→ **Task input**:
---------------
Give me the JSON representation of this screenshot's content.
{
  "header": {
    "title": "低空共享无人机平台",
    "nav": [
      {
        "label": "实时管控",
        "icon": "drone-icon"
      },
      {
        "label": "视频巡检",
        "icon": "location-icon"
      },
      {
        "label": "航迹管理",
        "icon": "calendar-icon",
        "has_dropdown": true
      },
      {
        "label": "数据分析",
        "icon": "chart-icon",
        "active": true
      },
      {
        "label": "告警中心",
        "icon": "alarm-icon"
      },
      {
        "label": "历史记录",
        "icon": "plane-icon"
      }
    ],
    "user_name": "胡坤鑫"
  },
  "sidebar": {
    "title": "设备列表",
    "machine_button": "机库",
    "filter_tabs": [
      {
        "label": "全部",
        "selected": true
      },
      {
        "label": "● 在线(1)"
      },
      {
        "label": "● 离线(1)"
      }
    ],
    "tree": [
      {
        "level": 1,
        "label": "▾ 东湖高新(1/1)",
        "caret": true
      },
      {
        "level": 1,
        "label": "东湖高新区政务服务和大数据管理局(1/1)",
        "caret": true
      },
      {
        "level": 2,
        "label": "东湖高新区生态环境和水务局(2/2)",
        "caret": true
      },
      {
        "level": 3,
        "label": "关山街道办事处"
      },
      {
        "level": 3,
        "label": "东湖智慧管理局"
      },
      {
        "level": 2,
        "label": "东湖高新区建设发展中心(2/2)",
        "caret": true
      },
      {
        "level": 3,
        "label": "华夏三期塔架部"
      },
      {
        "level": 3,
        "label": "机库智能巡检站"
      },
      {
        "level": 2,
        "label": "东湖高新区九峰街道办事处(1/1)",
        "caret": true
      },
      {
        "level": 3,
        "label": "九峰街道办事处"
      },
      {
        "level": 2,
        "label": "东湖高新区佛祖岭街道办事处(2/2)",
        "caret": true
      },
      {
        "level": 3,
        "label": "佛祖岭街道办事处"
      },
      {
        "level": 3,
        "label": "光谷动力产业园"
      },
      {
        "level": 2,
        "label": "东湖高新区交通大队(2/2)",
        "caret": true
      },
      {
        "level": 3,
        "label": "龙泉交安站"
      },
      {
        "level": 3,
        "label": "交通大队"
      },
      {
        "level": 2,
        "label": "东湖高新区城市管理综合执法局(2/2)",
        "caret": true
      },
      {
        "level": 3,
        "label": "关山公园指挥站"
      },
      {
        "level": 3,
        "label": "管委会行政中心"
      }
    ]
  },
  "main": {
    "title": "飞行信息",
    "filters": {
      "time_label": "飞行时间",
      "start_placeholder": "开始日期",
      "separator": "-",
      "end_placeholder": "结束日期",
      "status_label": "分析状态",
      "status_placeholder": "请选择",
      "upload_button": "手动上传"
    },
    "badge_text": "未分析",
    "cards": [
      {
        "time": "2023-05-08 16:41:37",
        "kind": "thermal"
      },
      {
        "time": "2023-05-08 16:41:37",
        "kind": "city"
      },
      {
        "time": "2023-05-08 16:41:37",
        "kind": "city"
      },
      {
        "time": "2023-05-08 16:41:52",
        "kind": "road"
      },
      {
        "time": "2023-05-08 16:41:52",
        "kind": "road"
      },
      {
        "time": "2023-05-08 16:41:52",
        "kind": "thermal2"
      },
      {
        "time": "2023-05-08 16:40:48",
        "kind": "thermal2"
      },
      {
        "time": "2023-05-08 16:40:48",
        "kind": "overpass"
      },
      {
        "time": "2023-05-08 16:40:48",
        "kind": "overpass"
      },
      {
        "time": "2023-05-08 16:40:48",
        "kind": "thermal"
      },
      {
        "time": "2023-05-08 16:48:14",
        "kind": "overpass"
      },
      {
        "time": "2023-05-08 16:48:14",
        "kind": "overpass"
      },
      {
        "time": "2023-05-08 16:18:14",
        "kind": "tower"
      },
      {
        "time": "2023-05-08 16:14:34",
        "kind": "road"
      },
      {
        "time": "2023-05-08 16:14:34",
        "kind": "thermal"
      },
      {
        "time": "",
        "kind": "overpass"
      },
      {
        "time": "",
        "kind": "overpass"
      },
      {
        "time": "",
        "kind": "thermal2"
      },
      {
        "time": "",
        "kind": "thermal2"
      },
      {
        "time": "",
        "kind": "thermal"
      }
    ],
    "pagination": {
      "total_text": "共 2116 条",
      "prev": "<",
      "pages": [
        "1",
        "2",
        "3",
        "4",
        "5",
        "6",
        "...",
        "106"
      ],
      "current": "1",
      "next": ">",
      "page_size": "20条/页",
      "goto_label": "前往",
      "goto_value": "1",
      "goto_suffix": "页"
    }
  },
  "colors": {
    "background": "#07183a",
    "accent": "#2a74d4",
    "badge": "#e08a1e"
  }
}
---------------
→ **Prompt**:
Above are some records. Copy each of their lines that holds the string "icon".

→ **Solution for this problem**:
        "icon": "drone-icon"
        "icon": "location-icon"
        "icon": "calendar-icon",
        "icon": "chart-icon",
        "icon": "alarm-icon"
        "icon": "plane-icon"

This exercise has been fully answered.